◆ **What to produce**: Only lines holding the word "secure" are wanted from the records; copy all of them.

Data records for software interfaces:
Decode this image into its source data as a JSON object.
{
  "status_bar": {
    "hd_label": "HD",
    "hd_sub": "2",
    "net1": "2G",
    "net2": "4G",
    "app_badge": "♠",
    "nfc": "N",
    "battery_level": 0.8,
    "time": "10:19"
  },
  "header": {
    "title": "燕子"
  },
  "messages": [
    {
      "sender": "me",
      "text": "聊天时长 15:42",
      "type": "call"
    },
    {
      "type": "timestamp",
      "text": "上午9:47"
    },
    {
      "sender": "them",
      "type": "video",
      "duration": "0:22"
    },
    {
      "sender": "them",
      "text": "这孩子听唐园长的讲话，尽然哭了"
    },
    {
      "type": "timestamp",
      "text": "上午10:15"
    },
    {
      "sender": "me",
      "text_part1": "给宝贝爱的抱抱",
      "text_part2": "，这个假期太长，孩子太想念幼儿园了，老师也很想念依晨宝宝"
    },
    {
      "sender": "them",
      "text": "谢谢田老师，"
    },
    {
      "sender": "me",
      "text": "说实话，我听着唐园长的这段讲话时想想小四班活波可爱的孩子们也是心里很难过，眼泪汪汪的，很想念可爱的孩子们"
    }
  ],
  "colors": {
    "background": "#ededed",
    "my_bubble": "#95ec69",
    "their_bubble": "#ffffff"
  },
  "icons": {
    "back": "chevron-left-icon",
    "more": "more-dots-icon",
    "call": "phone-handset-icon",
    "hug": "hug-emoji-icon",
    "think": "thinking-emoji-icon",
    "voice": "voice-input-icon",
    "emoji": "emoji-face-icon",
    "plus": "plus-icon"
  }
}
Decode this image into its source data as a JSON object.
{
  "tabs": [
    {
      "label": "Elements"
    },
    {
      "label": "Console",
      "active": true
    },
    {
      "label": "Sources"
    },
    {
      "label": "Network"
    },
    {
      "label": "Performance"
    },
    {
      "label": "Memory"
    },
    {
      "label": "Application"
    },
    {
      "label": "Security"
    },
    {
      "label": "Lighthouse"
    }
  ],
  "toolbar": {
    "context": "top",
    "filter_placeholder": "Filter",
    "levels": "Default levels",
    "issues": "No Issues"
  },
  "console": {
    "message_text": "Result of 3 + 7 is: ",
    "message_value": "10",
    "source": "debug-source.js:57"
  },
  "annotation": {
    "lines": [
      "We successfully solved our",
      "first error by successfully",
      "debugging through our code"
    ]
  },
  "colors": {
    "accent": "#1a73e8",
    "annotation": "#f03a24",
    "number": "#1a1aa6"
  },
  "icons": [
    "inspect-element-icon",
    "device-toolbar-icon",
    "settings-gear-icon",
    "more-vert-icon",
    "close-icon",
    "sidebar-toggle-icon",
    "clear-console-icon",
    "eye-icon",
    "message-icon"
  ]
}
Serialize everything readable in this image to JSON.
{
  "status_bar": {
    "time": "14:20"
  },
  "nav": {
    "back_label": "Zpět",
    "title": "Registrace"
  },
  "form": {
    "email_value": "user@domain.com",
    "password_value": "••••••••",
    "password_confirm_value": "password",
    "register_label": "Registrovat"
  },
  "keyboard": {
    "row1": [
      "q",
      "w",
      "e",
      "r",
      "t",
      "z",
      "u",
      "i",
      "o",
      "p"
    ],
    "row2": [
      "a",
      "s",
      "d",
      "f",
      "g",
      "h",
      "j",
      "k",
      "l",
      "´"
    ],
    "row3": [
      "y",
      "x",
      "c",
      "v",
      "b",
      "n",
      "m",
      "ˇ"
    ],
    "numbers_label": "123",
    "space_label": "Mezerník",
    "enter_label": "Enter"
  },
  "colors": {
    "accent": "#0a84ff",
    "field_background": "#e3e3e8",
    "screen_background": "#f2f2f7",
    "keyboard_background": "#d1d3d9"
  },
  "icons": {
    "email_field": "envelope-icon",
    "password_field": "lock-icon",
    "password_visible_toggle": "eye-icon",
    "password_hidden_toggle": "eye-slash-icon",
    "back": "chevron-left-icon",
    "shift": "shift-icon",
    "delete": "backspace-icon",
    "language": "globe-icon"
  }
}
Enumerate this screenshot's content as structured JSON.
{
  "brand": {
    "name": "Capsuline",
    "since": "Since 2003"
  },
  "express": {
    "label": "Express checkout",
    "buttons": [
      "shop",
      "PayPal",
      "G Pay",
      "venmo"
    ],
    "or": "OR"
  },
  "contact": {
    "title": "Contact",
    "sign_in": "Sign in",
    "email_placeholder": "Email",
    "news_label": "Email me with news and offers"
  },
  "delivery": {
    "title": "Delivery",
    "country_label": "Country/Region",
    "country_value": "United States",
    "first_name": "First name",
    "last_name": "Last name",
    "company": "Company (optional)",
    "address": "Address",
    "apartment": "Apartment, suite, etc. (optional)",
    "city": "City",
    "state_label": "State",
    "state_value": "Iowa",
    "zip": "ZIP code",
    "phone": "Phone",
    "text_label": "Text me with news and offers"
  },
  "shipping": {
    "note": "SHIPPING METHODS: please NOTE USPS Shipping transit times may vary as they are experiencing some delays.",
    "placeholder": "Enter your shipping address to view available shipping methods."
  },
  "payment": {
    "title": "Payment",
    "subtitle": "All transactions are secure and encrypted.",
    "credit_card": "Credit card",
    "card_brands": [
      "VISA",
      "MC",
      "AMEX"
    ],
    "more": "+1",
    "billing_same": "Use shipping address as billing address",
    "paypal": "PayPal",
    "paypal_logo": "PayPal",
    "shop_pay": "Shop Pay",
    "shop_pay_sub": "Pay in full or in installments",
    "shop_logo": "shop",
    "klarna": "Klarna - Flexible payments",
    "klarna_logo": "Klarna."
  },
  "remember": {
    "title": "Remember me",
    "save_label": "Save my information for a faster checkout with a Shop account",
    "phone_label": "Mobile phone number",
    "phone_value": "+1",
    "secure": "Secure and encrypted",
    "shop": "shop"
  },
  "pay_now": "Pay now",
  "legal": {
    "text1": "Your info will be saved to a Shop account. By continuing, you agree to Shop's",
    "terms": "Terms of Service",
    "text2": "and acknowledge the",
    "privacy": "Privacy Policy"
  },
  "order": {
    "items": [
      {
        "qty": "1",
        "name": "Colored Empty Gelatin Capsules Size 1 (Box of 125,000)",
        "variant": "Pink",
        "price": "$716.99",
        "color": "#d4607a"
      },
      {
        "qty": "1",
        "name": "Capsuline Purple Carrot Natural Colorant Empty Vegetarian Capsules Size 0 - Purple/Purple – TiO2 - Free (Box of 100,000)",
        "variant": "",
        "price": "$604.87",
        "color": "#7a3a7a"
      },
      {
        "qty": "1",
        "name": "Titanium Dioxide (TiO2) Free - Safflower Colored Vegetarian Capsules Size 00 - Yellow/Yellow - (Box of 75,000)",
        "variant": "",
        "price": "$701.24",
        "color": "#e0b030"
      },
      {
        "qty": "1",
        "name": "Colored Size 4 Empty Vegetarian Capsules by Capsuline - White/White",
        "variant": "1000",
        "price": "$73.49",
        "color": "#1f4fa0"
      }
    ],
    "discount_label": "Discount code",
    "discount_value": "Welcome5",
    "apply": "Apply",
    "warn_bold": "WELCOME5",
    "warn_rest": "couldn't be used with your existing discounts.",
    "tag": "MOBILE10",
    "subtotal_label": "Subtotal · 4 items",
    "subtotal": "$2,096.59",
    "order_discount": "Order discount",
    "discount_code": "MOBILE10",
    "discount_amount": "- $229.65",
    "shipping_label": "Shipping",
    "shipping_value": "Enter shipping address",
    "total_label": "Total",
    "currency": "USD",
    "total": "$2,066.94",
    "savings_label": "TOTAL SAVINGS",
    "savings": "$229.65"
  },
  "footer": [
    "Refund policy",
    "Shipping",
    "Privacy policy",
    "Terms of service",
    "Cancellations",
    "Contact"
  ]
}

◆ **Solution to the exercise**:
    "subtitle": "All transactions are secure and encrypted.",
    "secure": "Secure and encrypted",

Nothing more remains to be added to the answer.